Intended for healthcare professionals


Choosing a core surgical training interview skills course

BMJ 2017; 358 doi: (Published 08 August 2017) Cite this as: BMJ 2017;358:j3779
  1. Martin Van, core surgical trainee1,
  2. Thananjeyen Srirangarajan, core surgical trainee2
  1. 1Morriston Hospital, Swansea
  2. 2Withybush General Hospital, Haverfordwest
  1. martinmtvan{at}


Martin Van and Thananjeyen Srirangarajan describe the courses available to help prepare for the core surgical training interview

A successful appointment to core surgical training is the first step in qualifying for higher surgical training and becoming a surgeon in most surgical specialties. This is a competitive process and can be stressful: in 2015 the competition ratio for core surgical training was 2.3 to 1.1

The key element for a successful application and gaining a post is preparedness. The resources available range from informal advice from senior colleagues to paid core surgical guides and interview courses. Recent years have seen an expansion of interview courses, which differ in format and price. We aim to summarise the current courses on offer as a guide for core surgical training applicants.

Finding available courses

We looked at Royal Colleges of Surgeons websites and Facebook surgical groups, and we searched online for “core surgery interview course.” The seven courses included were tailored specifically to the core surgical interviews and offered courses in 2017-18.

Courses in 2017-18*

View this table:


One of the main considerations for any course is the price. The cost of these courses varies significantly, from free to £300. Of the seven courses available, the median cost is £175. Your budget calculation should also include the cost of accommodation and travel to the course location. Choosing a local course could save you a significant amount.

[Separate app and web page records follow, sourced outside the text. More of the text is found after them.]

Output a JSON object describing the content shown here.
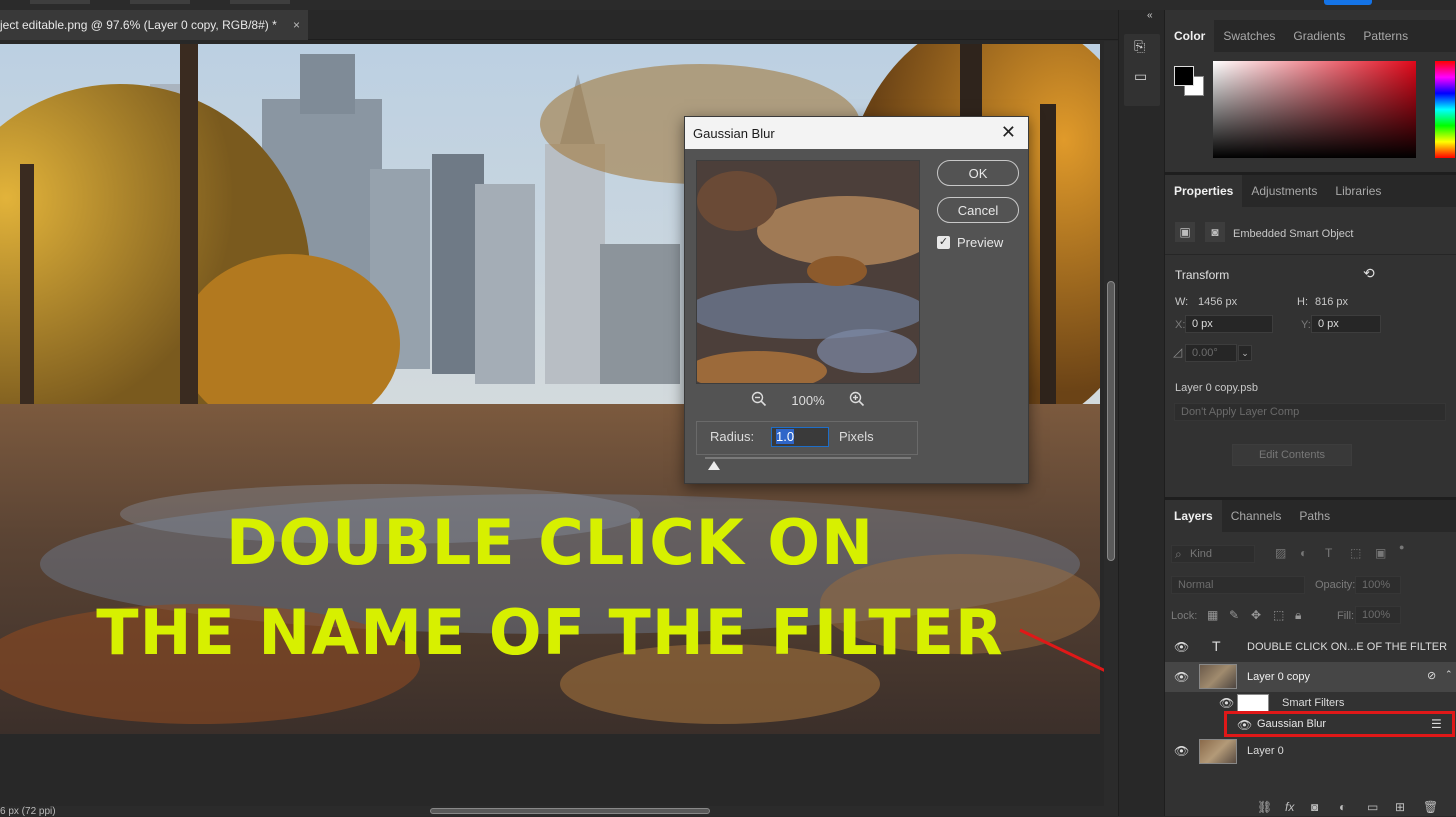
{
  "document": {
    "tab_title": "ject editable.png @ 97.6% (Layer 0 copy, RGB/8#) *",
    "close_glyph": "×",
    "status": "6 px (72 ppi)"
  },
  "overlay": {
    "line1": "DOUBLE CLICK ON",
    "line2": "THE NAME OF THE FILTER",
    "color": "#d7f000"
  },
  "dialog": {
    "title": "Gaussian Blur",
    "ok_label": "OK",
    "cancel_label": "Cancel",
    "preview_label": "Preview",
    "preview_checked": true,
    "zoom_level": "100%",
    "radius_label": "Radius:",
    "radius_value": "1.0",
    "radius_unit": "Pixels"
  },
  "color_panel": {
    "tabs": [
      "Color",
      "Swatches",
      "Gradients",
      "Patterns"
    ],
    "foreground": "#000000",
    "background": "#ffffff"
  },
  "properties_panel": {
    "tabs": [
      "Properties",
      "Adjustments",
      "Libraries"
    ],
    "object_type": "Embedded Smart Object",
    "transform_title": "Transform",
    "w_label": "W:",
    "w_value": "1456 px",
    "h_label": "H:",
    "h_value": "816 px",
    "x_label": "X:",
    "x_value": "0 px",
    "y_label": "Y:",
    "y_value": "0 px",
    "angle_value": "0.00°",
    "file_name": "Layer 0 copy.psb",
    "layer_comp": "Don't Apply Layer Comp",
    "edit_contents": "Edit Contents"
  },
  "layers_panel": {
    "tabs": [
      "Layers",
      "Channels",
      "Paths"
    ],
    "filter_kind": "Kind",
    "blend_mode": "Normal",
    "opacity_label": "Opacity:",
    "opacity_value": "100%",
    "lock_label": "Lock:",
    "fill_label": "Fill:",
    "fill_value": "100%",
    "layers": [
      {
        "name": "DOUBLE CLICK ON...E OF THE FILTER",
        "type": "text"
      },
      {
        "name": "Layer 0 copy",
        "type": "smart"
      },
      {
        "name": "Smart Filters",
        "type": "smart-filters"
      },
      {
        "name": "Gaussian Blur",
        "type": "filter"
      },
      {
        "name": "Layer 0",
        "type": "pixel"
      }
    ],
    "highlight_color": "#e01818"
  }
}
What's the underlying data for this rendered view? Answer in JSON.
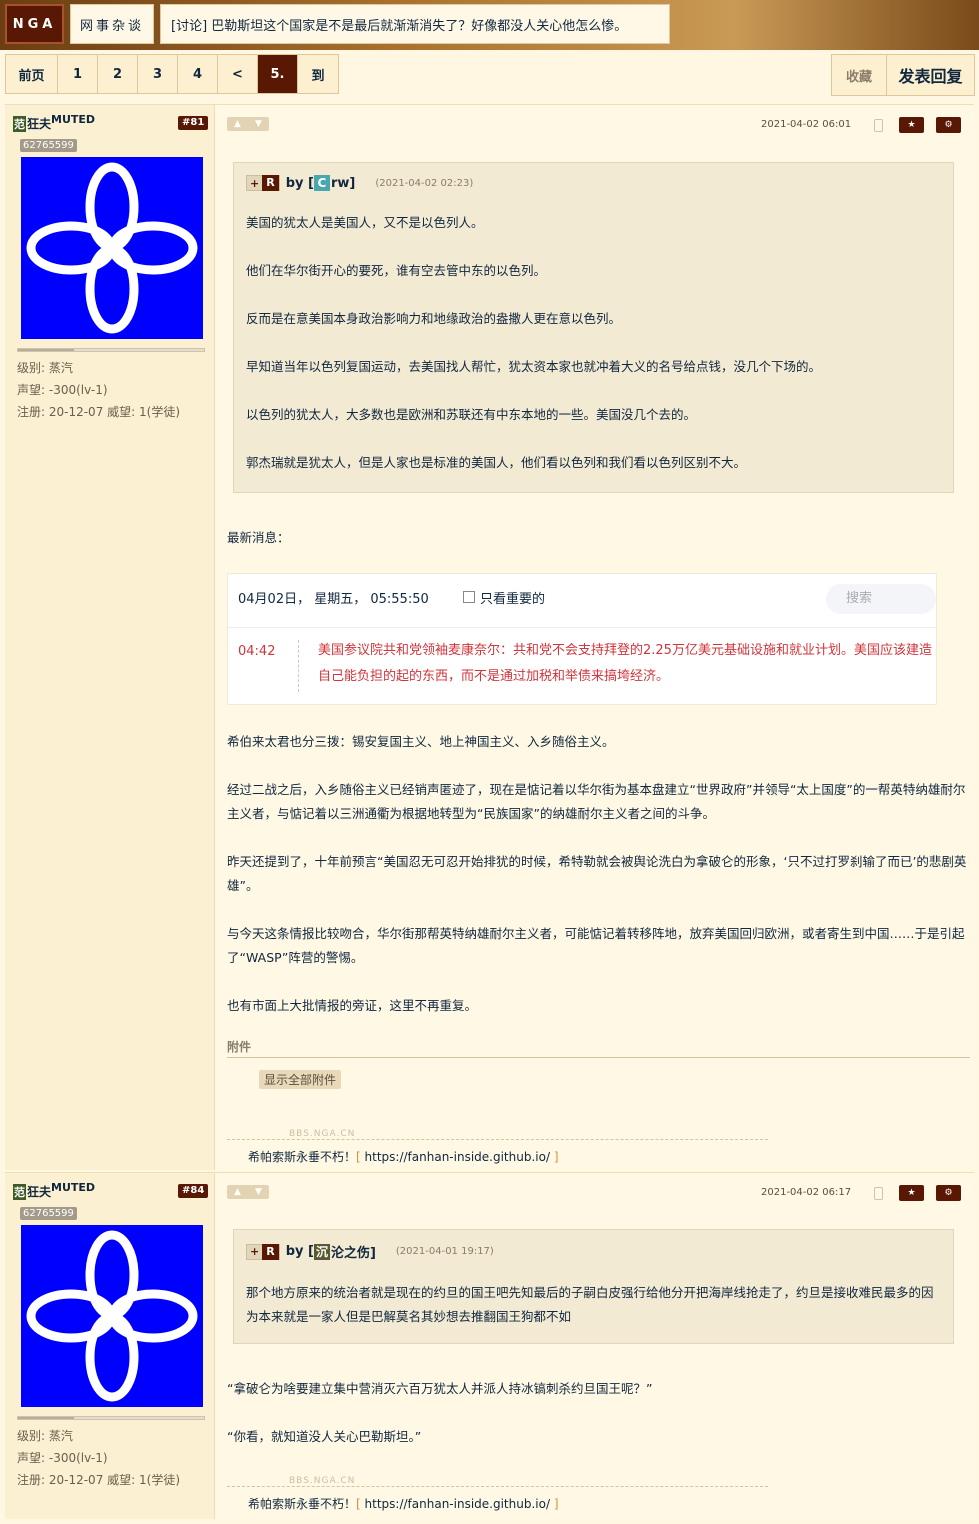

All seven courses provide lectures on how to tackle the three interview stations: clinical, management, and portfolio. Furthermore, they all include a critique of your curriculum vitae and offer a mock interview. Courses differ, however, in their candidate to faculty ratio for the mock interview. Most of the courses do not specify this ratio, but those that do range from two candidates per faculty member to one per faculty member.

Two of the courses also include small group teaching, and one offers video recording of parts of the mock interview segment. This video is then analysed and fed back to each candidate during the course.


Most interview skills courses are held in January, but some start in October. The core surgical interviews are held during the last week in January and the first week in February, which you should consider when booking a course. You can risk peaking too early or may not have enough time to make changes if your course is held too late.


The abundance of core surgical interview courses reflects a corresponding demand, as they often book up quickly. The competitive nature of recruitment to surgery has created a profitable market in this area, and we may see more courses offered by other organisers in the future.

The core surgical applicant has a variety of choices of interview courses, and it may be difficult to choose which to attend. They all offer the essentials: lectures regarding the structure of the interview, as well as mock interviews covering the portfolio, management, and clinical stations. The difference lies in the price, faculty, and other extras offered, such as small group teaching, video analysis, or one-to-one candidate training throughout the course.

Another factor to take into account is location, which can add extra costs for transport and accommodation for candidates. Whichever course you choose, be sure to look at the alternatives before you buy.


  • Competing interests: MV was a faculty member at Interview Skills for Core Surgical Training, held on 10 October 2016 at the Royal College of Surgeons of Edinburgh. TS has no competing interests.